START Records for processing

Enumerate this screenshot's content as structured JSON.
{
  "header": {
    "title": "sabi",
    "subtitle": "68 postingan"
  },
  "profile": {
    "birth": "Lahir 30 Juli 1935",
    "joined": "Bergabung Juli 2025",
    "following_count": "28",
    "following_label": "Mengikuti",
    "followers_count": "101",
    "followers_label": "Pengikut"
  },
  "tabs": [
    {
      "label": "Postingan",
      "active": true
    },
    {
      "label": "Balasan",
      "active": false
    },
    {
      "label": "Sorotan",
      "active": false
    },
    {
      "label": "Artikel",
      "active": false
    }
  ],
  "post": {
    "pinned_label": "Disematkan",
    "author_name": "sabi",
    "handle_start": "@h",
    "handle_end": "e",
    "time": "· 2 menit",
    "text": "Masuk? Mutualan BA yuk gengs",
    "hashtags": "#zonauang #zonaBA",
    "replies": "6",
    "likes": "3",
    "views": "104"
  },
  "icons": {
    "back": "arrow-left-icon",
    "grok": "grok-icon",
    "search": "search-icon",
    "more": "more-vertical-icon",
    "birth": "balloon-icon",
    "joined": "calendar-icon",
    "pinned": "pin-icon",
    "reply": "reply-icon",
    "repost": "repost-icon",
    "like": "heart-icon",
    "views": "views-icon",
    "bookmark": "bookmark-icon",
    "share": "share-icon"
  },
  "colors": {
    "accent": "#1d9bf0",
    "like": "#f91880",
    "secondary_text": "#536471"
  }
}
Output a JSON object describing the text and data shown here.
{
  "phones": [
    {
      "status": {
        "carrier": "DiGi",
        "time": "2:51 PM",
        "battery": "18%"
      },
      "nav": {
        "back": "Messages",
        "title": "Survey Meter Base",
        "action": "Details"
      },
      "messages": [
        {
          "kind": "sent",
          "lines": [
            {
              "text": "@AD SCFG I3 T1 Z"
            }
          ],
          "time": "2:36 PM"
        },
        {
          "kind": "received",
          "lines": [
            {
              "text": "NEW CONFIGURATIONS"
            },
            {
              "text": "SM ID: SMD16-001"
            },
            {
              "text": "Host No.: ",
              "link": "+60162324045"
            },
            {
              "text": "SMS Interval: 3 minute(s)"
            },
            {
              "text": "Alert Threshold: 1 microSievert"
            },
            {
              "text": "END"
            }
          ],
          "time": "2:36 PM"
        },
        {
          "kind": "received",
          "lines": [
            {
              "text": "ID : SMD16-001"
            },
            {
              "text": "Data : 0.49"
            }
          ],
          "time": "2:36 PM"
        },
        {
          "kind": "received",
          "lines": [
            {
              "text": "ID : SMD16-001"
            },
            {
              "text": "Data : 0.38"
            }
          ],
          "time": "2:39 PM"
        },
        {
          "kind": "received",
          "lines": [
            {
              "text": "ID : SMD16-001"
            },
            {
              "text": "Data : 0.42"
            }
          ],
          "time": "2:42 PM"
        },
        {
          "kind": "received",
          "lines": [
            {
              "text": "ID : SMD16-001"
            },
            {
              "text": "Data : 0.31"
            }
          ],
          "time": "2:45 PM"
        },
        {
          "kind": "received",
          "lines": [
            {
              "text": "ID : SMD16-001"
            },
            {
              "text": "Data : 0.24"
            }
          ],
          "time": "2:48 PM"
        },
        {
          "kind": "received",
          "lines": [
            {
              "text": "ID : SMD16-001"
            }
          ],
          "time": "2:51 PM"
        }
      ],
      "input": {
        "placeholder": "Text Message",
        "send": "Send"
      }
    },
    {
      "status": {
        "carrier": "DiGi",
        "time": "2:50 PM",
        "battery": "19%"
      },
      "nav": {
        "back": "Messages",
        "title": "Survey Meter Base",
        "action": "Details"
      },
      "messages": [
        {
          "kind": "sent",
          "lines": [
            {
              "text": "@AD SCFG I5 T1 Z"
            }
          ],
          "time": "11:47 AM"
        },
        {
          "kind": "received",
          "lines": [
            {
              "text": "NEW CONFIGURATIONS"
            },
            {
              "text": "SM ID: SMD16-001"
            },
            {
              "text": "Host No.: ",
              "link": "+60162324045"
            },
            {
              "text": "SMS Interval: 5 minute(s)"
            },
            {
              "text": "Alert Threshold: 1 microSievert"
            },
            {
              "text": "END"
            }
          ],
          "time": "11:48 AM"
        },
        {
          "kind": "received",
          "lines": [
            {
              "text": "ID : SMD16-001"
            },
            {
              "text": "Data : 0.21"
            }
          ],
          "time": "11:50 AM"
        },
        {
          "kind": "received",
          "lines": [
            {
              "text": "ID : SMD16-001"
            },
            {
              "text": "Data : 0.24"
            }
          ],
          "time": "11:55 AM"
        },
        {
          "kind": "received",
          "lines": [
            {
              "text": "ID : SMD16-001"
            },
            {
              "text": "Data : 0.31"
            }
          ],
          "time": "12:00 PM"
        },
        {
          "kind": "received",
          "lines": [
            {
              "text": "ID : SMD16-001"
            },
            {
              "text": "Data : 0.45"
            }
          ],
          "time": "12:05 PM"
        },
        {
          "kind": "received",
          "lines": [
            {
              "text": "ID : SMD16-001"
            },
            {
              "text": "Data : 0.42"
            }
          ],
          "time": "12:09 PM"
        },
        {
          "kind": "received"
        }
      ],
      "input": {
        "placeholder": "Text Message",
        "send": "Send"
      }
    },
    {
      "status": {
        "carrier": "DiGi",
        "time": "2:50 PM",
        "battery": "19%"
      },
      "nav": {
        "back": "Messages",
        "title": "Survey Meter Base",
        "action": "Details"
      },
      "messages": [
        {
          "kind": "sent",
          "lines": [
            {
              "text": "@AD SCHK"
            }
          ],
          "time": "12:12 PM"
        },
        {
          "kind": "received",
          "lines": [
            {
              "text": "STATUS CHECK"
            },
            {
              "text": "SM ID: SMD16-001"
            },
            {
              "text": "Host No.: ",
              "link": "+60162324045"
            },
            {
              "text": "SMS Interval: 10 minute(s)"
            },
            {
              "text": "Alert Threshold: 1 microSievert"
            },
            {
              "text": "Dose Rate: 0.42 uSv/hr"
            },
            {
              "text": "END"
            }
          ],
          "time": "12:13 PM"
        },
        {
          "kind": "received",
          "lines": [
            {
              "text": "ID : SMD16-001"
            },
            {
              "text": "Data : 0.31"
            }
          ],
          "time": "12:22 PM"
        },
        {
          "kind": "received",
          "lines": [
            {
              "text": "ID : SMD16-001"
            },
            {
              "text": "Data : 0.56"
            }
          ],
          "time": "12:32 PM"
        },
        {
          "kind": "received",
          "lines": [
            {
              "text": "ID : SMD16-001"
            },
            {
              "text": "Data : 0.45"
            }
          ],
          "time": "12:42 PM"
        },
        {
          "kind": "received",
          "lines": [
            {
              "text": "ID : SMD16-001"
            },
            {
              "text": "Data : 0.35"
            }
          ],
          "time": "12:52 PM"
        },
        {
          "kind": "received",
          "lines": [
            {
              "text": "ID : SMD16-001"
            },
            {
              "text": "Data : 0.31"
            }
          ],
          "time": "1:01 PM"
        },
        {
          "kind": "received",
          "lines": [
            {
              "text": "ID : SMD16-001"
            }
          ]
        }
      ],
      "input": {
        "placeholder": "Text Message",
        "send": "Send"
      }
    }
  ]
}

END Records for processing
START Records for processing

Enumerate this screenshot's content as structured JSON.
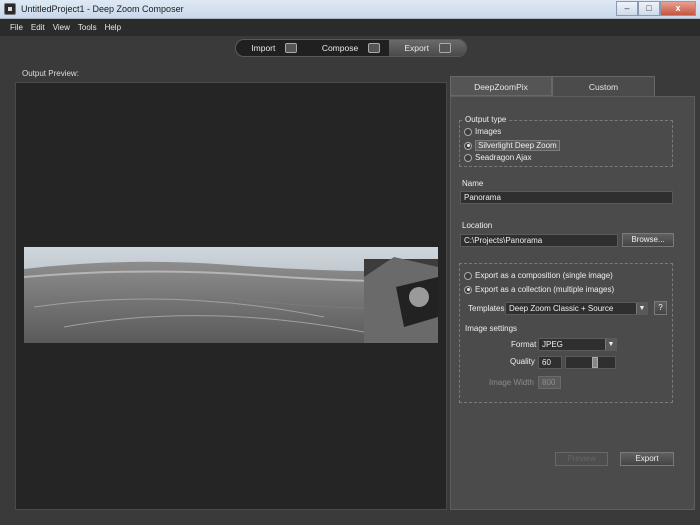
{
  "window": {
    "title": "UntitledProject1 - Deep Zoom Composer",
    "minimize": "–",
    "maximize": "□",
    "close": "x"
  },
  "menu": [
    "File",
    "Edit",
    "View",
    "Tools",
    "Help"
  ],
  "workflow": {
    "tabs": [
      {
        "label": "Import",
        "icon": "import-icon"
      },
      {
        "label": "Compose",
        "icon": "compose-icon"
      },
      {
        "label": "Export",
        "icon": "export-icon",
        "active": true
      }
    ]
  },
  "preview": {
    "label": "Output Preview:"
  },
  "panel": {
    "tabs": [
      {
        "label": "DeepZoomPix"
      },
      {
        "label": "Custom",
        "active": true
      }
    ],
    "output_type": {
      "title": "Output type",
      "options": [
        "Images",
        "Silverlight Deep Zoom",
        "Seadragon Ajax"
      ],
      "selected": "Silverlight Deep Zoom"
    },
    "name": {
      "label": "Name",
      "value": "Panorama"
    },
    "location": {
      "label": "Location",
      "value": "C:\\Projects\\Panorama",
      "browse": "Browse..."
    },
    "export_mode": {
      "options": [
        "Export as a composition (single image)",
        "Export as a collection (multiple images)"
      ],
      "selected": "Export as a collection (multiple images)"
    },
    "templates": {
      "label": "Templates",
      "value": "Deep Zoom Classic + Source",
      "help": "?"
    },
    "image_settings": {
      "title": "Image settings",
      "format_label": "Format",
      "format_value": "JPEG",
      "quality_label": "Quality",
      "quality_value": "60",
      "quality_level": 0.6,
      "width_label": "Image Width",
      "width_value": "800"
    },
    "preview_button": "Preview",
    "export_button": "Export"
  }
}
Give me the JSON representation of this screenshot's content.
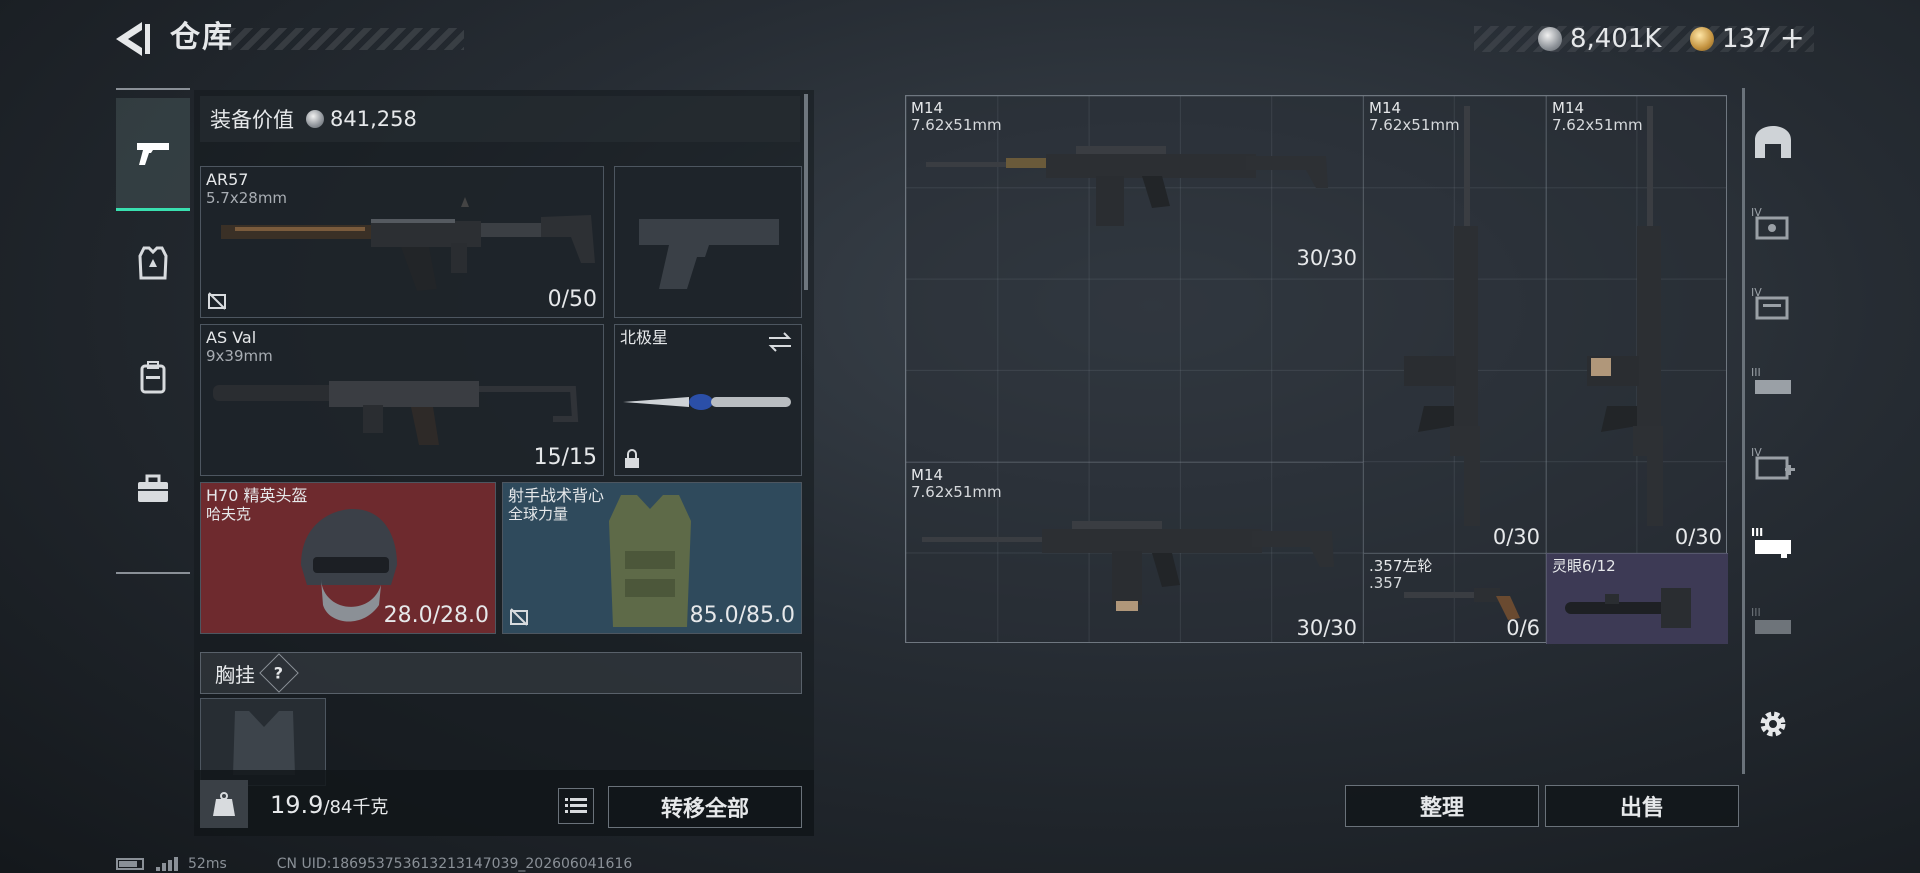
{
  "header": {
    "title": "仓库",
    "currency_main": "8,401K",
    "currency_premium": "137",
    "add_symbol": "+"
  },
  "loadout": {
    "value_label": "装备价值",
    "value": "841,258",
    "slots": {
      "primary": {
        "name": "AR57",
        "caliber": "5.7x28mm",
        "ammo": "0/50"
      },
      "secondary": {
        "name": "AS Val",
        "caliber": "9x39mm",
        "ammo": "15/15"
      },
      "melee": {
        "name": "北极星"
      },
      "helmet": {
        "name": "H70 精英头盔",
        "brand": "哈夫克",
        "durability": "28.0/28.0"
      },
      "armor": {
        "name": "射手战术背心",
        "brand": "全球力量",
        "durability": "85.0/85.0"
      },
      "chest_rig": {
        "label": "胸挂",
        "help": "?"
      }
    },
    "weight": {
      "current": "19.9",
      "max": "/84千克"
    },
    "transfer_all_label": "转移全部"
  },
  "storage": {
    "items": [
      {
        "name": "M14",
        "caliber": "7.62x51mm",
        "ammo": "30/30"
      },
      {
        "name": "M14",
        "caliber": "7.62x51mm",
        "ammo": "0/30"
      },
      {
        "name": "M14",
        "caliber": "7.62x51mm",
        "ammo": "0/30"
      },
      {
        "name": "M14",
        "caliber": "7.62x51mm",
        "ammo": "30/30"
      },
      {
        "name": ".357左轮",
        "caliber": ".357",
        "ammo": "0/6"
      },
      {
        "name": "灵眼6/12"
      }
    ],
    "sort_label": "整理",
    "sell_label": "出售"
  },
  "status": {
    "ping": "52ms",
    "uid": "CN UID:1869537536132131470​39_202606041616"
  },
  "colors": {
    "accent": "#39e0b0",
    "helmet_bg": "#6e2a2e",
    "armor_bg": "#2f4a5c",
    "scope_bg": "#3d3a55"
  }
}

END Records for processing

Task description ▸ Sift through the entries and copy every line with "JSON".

The completed task ▸
Enumerate this screenshot's content as structured JSON.
Output a JSON object describing the text and data shown here.
Enumerate this screenshot's content as structured JSON.
Give me the JSON representation of this screenshot's content.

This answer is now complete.